» What is being asked
Copy, in full, each line of the material that holds the word "Winetool".

BEGIN Entries supplied

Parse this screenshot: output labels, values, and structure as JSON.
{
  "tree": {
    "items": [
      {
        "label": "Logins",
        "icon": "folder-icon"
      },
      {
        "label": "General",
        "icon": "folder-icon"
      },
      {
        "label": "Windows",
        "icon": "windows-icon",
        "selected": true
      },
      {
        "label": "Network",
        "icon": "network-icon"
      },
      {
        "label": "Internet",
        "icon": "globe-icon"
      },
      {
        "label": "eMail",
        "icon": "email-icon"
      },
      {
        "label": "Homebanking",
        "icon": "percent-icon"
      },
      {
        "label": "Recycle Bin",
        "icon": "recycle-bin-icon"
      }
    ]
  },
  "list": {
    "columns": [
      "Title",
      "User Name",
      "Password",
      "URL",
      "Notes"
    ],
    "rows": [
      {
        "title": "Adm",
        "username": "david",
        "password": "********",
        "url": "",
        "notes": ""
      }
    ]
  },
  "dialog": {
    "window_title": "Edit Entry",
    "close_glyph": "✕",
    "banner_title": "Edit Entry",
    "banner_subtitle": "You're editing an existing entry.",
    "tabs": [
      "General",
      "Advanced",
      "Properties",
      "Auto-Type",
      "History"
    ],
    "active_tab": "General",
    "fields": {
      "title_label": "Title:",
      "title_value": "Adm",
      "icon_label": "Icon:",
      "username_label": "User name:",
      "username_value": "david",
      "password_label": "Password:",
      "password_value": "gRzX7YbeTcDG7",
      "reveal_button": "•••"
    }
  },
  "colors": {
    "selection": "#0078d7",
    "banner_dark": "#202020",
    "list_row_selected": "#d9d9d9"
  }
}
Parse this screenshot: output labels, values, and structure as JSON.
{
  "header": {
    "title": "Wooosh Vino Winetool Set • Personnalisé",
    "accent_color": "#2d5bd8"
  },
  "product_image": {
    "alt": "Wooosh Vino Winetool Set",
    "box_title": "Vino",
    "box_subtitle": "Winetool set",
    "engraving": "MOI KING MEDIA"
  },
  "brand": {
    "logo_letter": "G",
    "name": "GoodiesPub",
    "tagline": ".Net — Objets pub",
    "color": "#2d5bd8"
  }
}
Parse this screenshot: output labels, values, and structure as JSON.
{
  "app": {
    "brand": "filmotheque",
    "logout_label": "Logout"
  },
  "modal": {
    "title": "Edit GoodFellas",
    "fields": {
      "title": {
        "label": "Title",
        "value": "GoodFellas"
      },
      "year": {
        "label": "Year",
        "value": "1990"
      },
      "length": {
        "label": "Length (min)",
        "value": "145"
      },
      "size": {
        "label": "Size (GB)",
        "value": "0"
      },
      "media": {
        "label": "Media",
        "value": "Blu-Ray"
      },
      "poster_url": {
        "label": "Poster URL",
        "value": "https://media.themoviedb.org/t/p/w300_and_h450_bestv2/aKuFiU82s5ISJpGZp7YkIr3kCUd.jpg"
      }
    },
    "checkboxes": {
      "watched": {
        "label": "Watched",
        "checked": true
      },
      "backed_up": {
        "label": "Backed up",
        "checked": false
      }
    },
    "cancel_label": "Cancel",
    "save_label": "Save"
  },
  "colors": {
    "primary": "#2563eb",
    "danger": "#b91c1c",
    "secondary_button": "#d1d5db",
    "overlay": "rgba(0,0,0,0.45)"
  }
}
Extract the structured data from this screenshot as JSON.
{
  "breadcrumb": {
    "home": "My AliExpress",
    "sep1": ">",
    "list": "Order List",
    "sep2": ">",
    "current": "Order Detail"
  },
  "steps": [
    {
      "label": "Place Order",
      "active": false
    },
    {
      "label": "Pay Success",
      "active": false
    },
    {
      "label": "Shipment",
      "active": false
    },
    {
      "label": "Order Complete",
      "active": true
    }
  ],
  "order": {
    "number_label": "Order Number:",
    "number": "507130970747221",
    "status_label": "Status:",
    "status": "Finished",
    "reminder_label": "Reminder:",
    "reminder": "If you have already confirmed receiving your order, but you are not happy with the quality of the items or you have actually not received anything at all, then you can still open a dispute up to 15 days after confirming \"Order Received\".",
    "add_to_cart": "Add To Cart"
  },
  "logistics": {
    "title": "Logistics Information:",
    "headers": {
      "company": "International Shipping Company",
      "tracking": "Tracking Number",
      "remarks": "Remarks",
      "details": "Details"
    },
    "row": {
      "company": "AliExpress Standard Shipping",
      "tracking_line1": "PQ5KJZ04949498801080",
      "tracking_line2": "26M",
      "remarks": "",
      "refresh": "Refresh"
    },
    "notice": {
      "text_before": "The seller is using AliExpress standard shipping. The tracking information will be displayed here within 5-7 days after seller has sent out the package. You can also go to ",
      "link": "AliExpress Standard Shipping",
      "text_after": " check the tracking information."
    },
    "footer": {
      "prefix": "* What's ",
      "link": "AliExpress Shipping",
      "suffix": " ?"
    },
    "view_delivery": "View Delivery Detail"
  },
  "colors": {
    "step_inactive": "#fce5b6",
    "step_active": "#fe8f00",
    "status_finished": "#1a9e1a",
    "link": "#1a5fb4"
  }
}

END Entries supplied

» Problem solution
    "title": "Wooosh Vino Winetool Set • Personnalisé",
    "alt": "Wooosh Vino Winetool Set",
    "box_subtitle": "Winetool set",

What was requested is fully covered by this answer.